"When my mom was dying, my absolutely certain knowledge that this life is all there is enabled me to enjoy and treasure what time I did have with her."This Marxist, Existentialist, or if you prefer, Marleyan point of view is the, as you know, classic rejoinder to any perspective valuing the "hereafter." That is to say, heaven is merely a distraction from what really matters, which is earth.
In response, here's a story I heard recently. When James Forbes, the famous pastor of Riverside Church in N.Y.C., was being considered for installation, the conservatives in the parish asked him if he believed in the physical resurrection of Christ. By so doing, they hoped to exclude Forbes, who is quite liberal, from consideration. The conservatives figured if he's as interested as he is in social issues here and now, then he must not believe whatsoever in any kind of there and then. Their suspicion, one must admit, was not without warrant... but Forbes response was far from expected:

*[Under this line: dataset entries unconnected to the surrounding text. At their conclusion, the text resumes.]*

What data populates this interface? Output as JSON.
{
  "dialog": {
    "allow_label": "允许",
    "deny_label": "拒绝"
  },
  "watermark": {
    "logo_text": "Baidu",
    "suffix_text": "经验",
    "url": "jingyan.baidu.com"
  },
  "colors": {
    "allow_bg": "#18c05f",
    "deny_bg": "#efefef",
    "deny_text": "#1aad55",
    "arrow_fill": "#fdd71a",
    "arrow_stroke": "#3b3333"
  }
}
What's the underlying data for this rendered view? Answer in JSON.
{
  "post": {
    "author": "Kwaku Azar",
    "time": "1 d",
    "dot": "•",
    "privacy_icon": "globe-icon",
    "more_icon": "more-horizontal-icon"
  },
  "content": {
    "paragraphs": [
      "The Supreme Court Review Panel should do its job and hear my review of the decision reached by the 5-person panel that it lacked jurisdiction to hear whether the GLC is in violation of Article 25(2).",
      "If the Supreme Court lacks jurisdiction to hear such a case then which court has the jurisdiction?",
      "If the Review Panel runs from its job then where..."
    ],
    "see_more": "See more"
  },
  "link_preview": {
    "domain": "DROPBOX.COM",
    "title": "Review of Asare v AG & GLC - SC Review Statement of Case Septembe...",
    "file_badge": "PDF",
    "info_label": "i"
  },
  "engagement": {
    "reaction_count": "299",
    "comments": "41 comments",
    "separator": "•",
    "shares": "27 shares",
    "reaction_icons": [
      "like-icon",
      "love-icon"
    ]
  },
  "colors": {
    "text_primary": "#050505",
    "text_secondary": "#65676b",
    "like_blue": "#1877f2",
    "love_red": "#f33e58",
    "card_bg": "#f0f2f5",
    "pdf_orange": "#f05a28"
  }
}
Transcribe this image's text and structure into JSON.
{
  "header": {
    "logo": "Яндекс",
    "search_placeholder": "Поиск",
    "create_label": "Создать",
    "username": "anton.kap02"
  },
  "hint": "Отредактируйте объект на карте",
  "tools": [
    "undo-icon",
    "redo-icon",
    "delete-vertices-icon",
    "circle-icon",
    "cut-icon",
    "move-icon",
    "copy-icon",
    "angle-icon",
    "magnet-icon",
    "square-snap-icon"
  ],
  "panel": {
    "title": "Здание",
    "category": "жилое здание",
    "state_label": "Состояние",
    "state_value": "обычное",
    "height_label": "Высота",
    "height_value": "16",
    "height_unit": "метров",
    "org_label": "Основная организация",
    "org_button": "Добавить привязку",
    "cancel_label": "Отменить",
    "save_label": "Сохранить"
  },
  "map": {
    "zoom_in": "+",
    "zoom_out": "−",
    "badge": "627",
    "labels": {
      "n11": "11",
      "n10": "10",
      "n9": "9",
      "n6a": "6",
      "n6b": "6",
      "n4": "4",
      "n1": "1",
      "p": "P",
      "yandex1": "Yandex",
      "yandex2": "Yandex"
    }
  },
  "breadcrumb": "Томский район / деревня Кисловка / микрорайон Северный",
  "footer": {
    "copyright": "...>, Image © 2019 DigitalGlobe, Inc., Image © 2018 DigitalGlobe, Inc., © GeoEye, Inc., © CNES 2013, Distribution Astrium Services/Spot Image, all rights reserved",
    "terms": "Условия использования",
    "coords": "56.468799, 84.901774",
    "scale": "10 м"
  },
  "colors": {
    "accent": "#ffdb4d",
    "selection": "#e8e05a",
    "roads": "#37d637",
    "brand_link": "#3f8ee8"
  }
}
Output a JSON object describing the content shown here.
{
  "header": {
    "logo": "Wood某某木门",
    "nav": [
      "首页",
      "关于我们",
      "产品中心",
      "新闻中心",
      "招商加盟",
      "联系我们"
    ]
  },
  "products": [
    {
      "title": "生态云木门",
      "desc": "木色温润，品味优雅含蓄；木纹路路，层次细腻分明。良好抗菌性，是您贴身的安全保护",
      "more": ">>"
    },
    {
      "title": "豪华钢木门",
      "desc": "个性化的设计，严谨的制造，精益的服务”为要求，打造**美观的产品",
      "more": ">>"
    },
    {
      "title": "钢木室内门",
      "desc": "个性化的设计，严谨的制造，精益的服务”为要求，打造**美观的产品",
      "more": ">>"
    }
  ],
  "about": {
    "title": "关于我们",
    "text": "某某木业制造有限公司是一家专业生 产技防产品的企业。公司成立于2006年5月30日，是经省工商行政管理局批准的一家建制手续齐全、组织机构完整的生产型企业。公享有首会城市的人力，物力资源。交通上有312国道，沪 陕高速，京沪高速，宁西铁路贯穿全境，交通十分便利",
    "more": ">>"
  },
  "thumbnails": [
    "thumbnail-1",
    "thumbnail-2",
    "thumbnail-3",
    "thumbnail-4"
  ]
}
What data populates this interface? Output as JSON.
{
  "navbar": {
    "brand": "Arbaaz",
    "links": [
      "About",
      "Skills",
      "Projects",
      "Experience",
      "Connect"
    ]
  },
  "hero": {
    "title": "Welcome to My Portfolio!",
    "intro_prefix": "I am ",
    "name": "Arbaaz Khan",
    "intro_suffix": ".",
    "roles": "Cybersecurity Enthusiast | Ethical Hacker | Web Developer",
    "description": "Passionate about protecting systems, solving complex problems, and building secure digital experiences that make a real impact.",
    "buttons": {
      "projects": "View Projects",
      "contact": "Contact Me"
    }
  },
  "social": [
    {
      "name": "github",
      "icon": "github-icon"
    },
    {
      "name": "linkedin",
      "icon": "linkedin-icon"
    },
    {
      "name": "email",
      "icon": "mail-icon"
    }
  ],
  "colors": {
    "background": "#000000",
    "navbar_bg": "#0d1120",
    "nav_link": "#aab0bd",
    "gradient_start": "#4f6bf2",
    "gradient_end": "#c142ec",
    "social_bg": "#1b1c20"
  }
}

"Of course I believe in Christ's physical resurrection... Why do you think I'm so concerned about social justice?!"Now I'm no Forbesian liberal, but that's an answer of his that I can applaud. Maybe Mr. A. could try diversifying his portfolio. He might discover that investment in the future can actually increase one's stock in the here and now.